When the topic turns to the Big Kernel Lock (BKL), the comparison to Tolkien's one Ring comes naturally. The BKL was among the first locks to be created for the Linux kernel, and many other locks were developed either to complement or replace instances of it. Despite this, coders are reluctant to reduce or eliminate the usage of the BKL so while it may not rule them all, it continues, in a performance sense, to "bind them all."

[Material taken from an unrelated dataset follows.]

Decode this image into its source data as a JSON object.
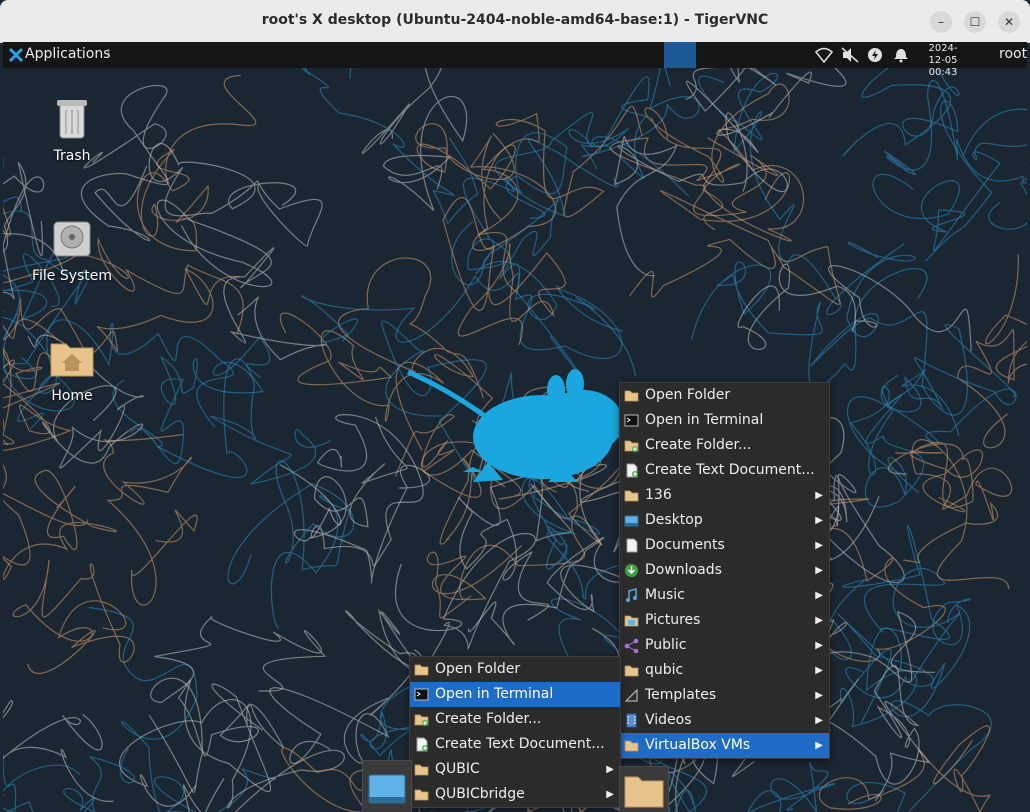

Once the varied uses of the BKL are understood, the BKL can safely be replaced by other lock mechanisms, which are more appropriate for each instance. The difficulty lies in identifying these distinct instances, determining what protection is provided by the BKL in each, and carefully replacing the BKL without perturbing the rest of the system. In this paper, we examine the history of the BKL, review recent efforts to replace and remove it, and outline the work remaining. The One Lock need not rule nor bind the others any longer.